Sorenson v. Secretary of the Treasury

RESPONDENT: Secretary of the Treasury
LOCATION: City of Cleveland Fire Department

DOCKET NO.: 84-1686
DECIDED BY: Burger Court (1981-1986)
LOWER COURT: United States Court of Appeals for the Ninth Circuit

CITATION: 475 US 851 (1986)
ARGUED: Jan 15, 1986
DECIDED: Apr 22, 1986

Peter Greenfield - on behalf of the petitioner
Richard Farber - on behalf of the respondents

Facts of the case


Media for Sorenson v. Secretary of the Treasury

Audio Transcription for Oral Argument - January 15, 1986 in Sorenson v. Secretary of the Treasury

Warren E. Burger:

We will hear arguments next in Sorenson against the Secretary of the Treasury of the United States and the United States.

Mr. Greenfield, I think you may proceed whenever you are ready.

Peter Greenfield:

Thank you, Mr. Chief Justice, and may it please the Court, in this case the Court is asked to construe Section 2331 of the Omnibus Budget Reconciliation Act of 1981, or OBRA.

In OBRA, Congress established the tax intercept program for collecting child support owed to state welfare agencies, and it directed the Secretary of the Treasury to intercept "refunds of federal taxes paid" payable to certain individuals.

What this Court is asked to decide is whether Congress authorized the interception of earned income credit benefits when it directed the interception of refunds of federal taxes paid.

It is petitioner's contention that it did not authorize interception of earned income credit benefits, and that was also the holding of the Second Circuit in Nelson versus Regan and the Tenth Circuit in Bucker versus the Secretary of the Treasury.

We are here because the Ninth Circuit ruled the other way.

There are three points that I would like to emphasize this morning.

The first is that the statutory phrase "refunds of federal taxes paid" is a distinctive and unambiguous phrase which literally does not encompass earned income credit benefits.

The second is that the structure of Section 2331 of OBRA is inconsistent with the broad reading the Secretary has given to Section 6402(c) of the Internal Revenue Code.

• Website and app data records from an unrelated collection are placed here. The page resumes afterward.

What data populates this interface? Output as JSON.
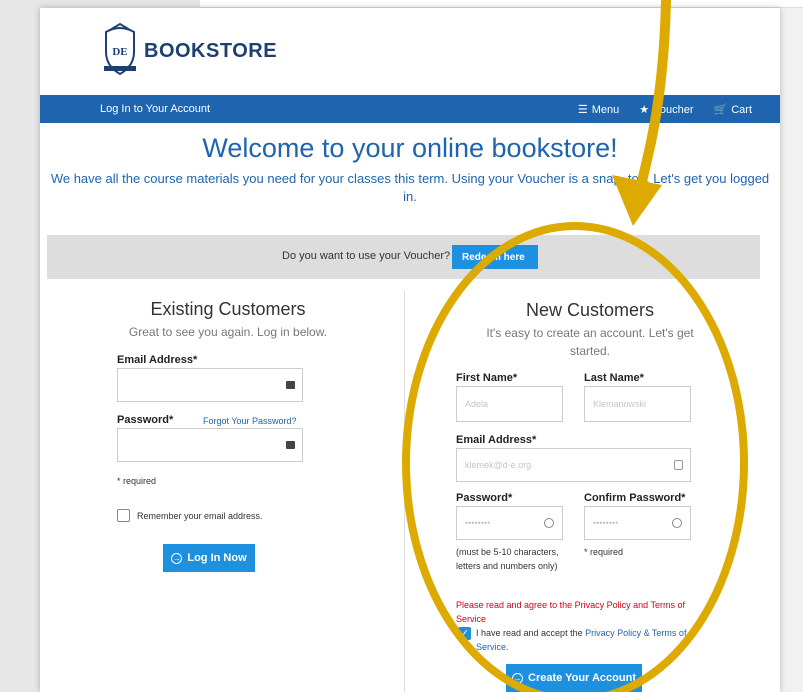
{
  "brand": {
    "name": "BOOKSTORE",
    "crest_letters": "DE"
  },
  "nav": {
    "login": "Log In to Your Account",
    "menu": "Menu",
    "voucher": "Voucher",
    "cart": "Cart"
  },
  "hero": {
    "title": "Welcome to your online bookstore!",
    "subtitle": "We have all the course materials you need for your classes this term. Using your Voucher is a snap, too. Let's get you logged in."
  },
  "voucher_bar": {
    "question": "Do you want to use your Voucher?",
    "button": "Redeem here"
  },
  "existing": {
    "title": "Existing Customers",
    "subtitle": "Great to see you again. Log in below.",
    "email_label": "Email Address*",
    "password_label": "Password*",
    "forgot": "Forgot Your Password?",
    "required": "* required",
    "remember": "Remember your email address.",
    "login_button": "Log In Now"
  },
  "new": {
    "title": "New Customers",
    "subtitle": "It's easy to create an account. Let's get started.",
    "first_label": "First Name*",
    "first_value": "Adela",
    "last_label": "Last Name*",
    "last_value": "Klemanowski",
    "email_label": "Email Address*",
    "email_value": "klemek@d-e.org",
    "password_label": "Password*",
    "password_value": "••••••••",
    "confirm_label": "Confirm Password*",
    "confirm_value": "••••••••",
    "password_hint": "(must be 5-10 characters, letters and numbers only)",
    "required": "* required",
    "warning": "Please read and agree to the Privacy Policy and Terms of Service",
    "accept_prefix": "I have read and accept the ",
    "accept_link": "Privacy Policy & Terms of Service",
    "accept_suffix": ".",
    "create_button": "Create Your Account"
  },
  "colors": {
    "brand_blue": "#1e64ae",
    "button_blue": "#1e90e0",
    "annotation_gold": "#dcaa00",
    "warning_red": "#d0021b"
  }
}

And the third and perhaps most important point is that when Congress enacted Section 2331, it was concerned with support for children and with reducing the cost of the AFPC program, and it would have made no sense in that context to fund support for one group of needy children aided under the AFDC program by taking benefits from another group of children, perhaps as needy or more needy who because their parents were working were assisted under the earned income credit benefit program.

To start with the phrase "refunds of federal taxes paid"--

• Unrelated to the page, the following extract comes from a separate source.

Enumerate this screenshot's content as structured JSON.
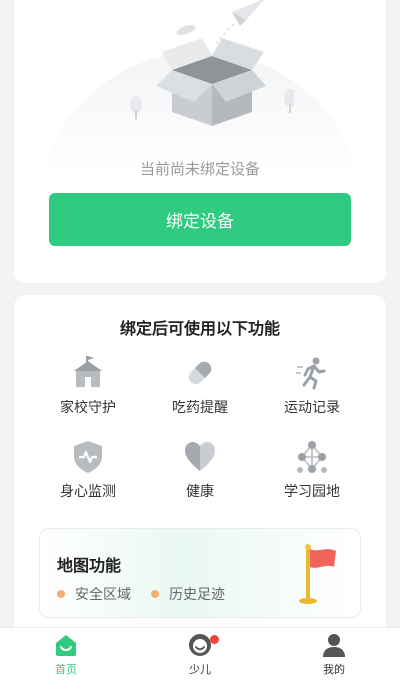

Byron R. White:

What group of children do you say was in that latter category?

Peter Greenfield:

--Children, Justice White... in order to qualify for an earned income credit benefit, an applicant must reside with a dependent child, and the benefit only goes to low income families, so the children I am speaking about are children in families eligible for earned income credit benefits.

Byron R. White:

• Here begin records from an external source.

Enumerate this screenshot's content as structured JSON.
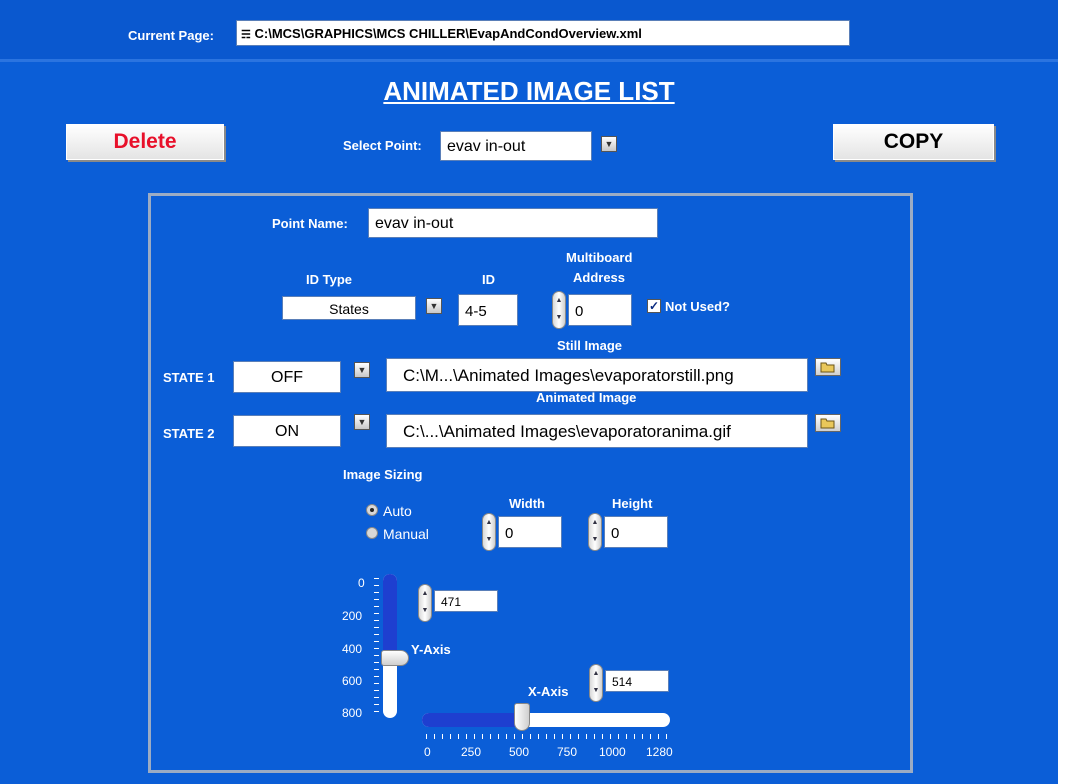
{
  "header": {
    "current_page_label": "Current Page:",
    "current_page_icon": "hierarchy-icon",
    "current_page_value": "C:\\MCS\\GRAPHICS\\MCS CHILLER\\EvapAndCondOverview.xml"
  },
  "title": "ANIMATED IMAGE LIST",
  "toolbar": {
    "delete_label": "Delete",
    "copy_label": "COPY",
    "select_point_label": "Select Point:",
    "select_point_value": "evav in-out"
  },
  "point": {
    "name_label": "Point Name:",
    "name_value": "evav in-out",
    "id_type_label": "ID Type",
    "id_type_value": "States",
    "id_label": "ID",
    "id_value": "4-5",
    "multiboard_label": "Multiboard",
    "address_label": "Address",
    "address_value": "0",
    "not_used_label": "Not Used?",
    "not_used_checked": true
  },
  "states": {
    "still_image_label": "Still Image",
    "animated_image_label": "Animated Image",
    "state1_label": "STATE 1",
    "state1_value": "OFF",
    "state1_path": "C:\\M...\\Animated Images\\evaporatorstill.png",
    "state2_label": "STATE 2",
    "state2_value": "ON",
    "state2_path": "C:\\...\\Animated Images\\evaporatoranima.gif"
  },
  "sizing": {
    "title": "Image Sizing",
    "auto_label": "Auto",
    "manual_label": "Manual",
    "selected": "Auto",
    "width_label": "Width",
    "width_value": "0",
    "height_label": "Height",
    "height_value": "0"
  },
  "position": {
    "y_axis_label": "Y-Axis",
    "y_value": "471",
    "y_scale": [
      "0",
      "200",
      "400",
      "600",
      "800"
    ],
    "x_axis_label": "X-Axis",
    "x_value": "514",
    "x_scale": [
      "0",
      "250",
      "500",
      "750",
      "1000",
      "1280"
    ]
  },
  "colors": {
    "background": "#0b5ed7",
    "delete_text": "#e8102a",
    "slider_fill": "#1e3fd0"
  }
}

And the problem is that the Secretary wants to take that credit and withhold it?

Peter Greenfield:

That's correct.

Byron R. White:

For the benefit of some other group of children?

Peter Greenfield:

To help--

Byron R. White:

To make the applicant pay his debts.

Peter Greenfield:

--To reduce the cost of the AFDC program.

As adopted in 1981, this would reflect an attempt to recoup the costs of support for needy children already paid.

Byron R. White:

I see--

Peter Greenfield:

The expression "refund"--

John Paul Stevens:

--Let me just be clear.

The money, though, if it is withheld and recouped, it doesn't go to the parents of... the first family; rather, it goes to the state, doesn't it?

Peter Greenfield:

--That was the only place that it could go in 1984.

Perhaps the most important of these, referred to in the government's brief, is in the Deficit Reduction Act of 1984, which adopts a parallel intercept program using virtually the same language to collect any debt owed to the federal government with a limited exception.

I think it is Social Security overpayments.

Byron R. White:

Where do these withholdings go today?

Suppose we agree with the government, and they withhold.